The plain answer to this statement is, that the facts are the re- verse of those which it contains. Not one acre of the landed property of England, not one sixpence of the rent which it yields, goes to support the Church in Ireland. Neither does Ireland con- tribute any thing to defray the expenses of our Establishment. For all practical purposes, they are disunited; and if the Irish Church, with all her sinecure dignitaries and congregrationless divines, were swept into the Atlantic Ocean to-morrow, the English Church would remain precisely where she is,—with the advantage of being free from all imputed connexion with an establishment which plunders and oppresses, instead of blessing and comforting, seven millions of human beings. Every true and discreet friend to the Church of England will endeavour to keep her as distinct as possible from that of Ireland. She has sins of her own to answer for; but it would be a base calumny to confound her peaceful course with the bloodstained and retrograde movements of her Irish sister.

It will be observed, that the Standard, in the above quotation, calculates the English Churchmen at nine millions. The way in which this number is arrived at, is by allowing those only to be Dissenters who go to chapel, and assuming all the remainder of the population to be Churchmen. The fair mode would be to consider those only who go to Church as Churchmen, and the remainder as Dissenters of some or no religious persuasion. The result of such a calculation would be far different. But the advocates of the present system of Ecclesiastical tyranny in Ireland are driven to such extremities to defend it, that we are not surpriEed at their most palpable violation of the rules of sound induction and gross perversion of matters of fact. In order to arrive at something like a correct estimate of tho feelings which the Irish Catholics must entertain towards the Protestant Establishment in their country, suppose we imagine ourselves to be placed in a somewhat similar position with regard to religious matters. Suppose that the sect of Independents were to lay hold of all our Church property, and compel us to pay tithes to them by means of a large standing army of Germans who levied them at the point of the bayonet. Is there an Englishman in our fair island whose blood would not boil over at the very idea of such atrocious tyranny? Should we not hunt, slay, burn, and root out of the country, those pests to our pros- perity, as if they were wild tigers ? Yet we expect the Irish to bear peaceably what would almost drive Englishmen mad.
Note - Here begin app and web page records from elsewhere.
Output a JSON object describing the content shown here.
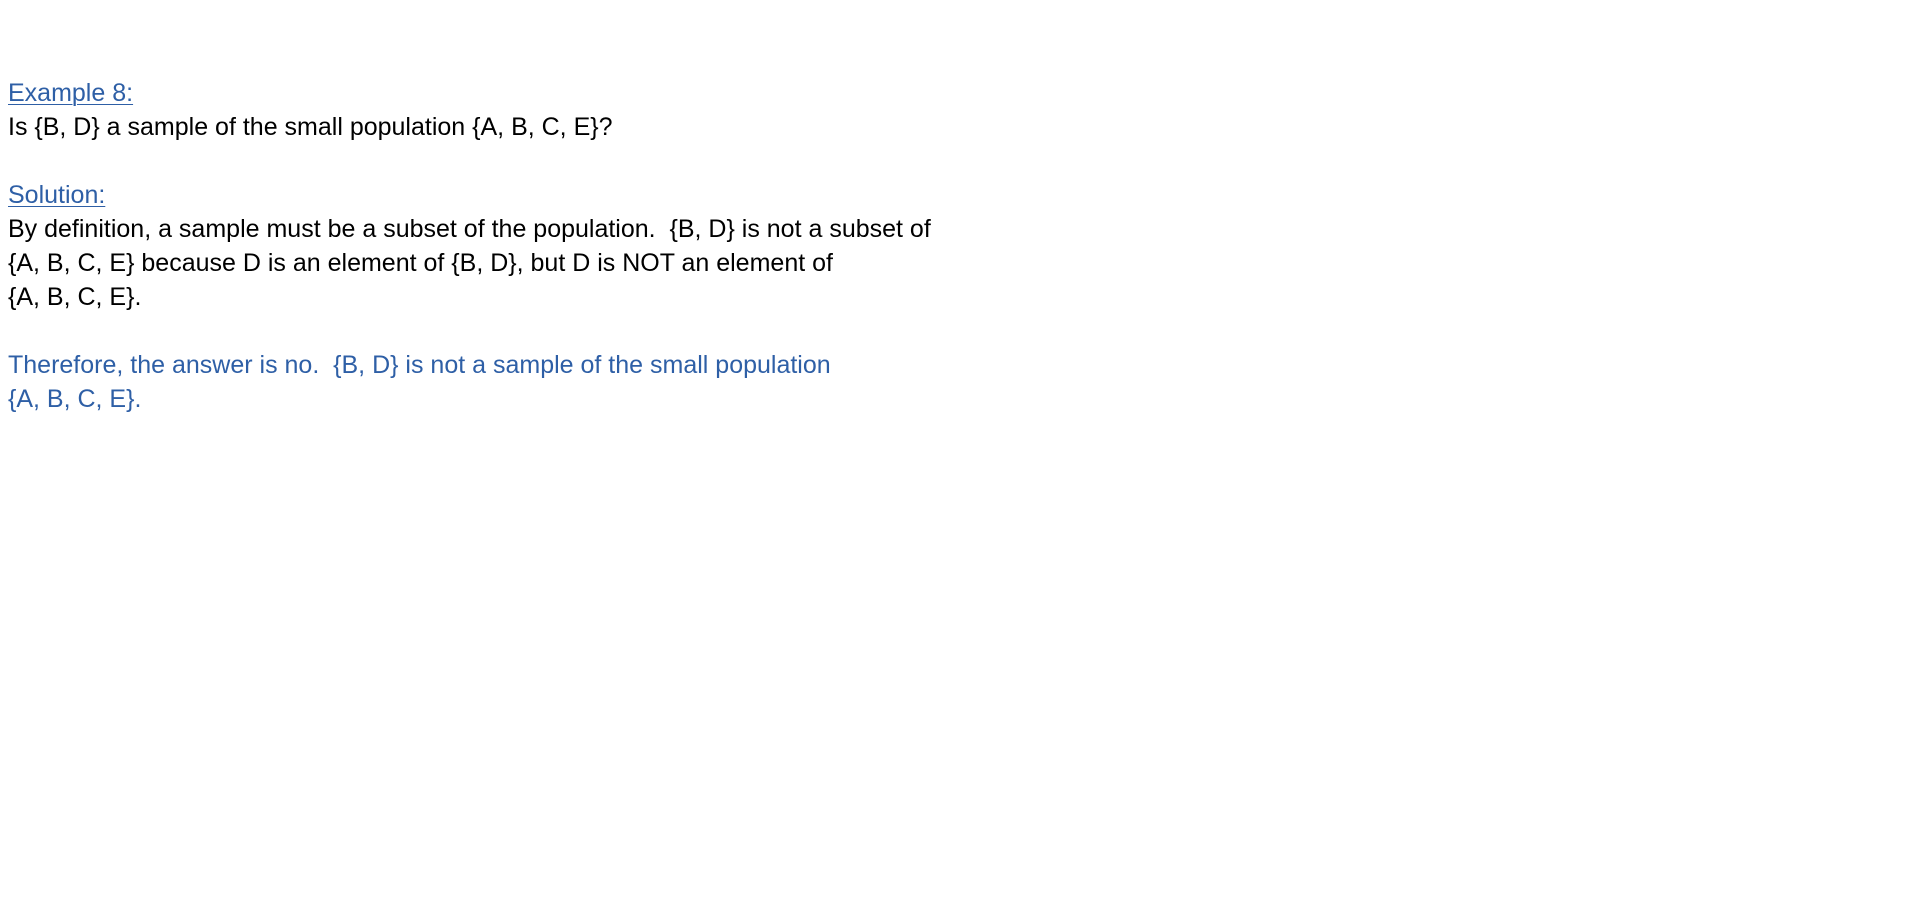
{
  "example": {
    "heading": "Example 8:",
    "question": "Is {B, D} a sample of the small population {A, B, C, E}?"
  },
  "solution": {
    "heading": "Solution:",
    "body_lines": [
      "By definition, a sample must be a subset of the population.  {B, D} is not a subset of",
      "{A, B, C, E} because D is an element of {B, D}, but D is NOT an element of",
      "{A, B, C, E}."
    ],
    "conclusion_lines": [
      "Therefore, the answer is no.  {B, D} is not a sample of the small population",
      "{A, B, C, E}."
    ]
  },
  "colors": {
    "accent": "#2e5fa6",
    "text": "#000000",
    "background": "#ffffff"
  }
}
- To us it appears as clear as daylight, that in a very short time the Church of Ireland must be brought low. "Not being of God, it cannot stand." The only safe rule for a government to follow, is to do justice, full and absolute ' justice, to the governed. The day is gone by when half measures could be of the slightest use. The Times well observes, that "a simple reform of the Church of Ireland, in the same sense in which the term is applied to that of England, will fall far short of its intended purpose." Of this there can be no doubt. How far the Government is disposed to go in measures for reforming the Irish Church, we cannot pretend to tell; but we are quite certain, that the only way to afford her the least chance of a permanent existence, is to abolish tithes en- tirely, and to cut down her other emoluments very low indeed,— that is to say, to reduce them until they amount to no more than a fair equivalent for the services which she can render in return for them.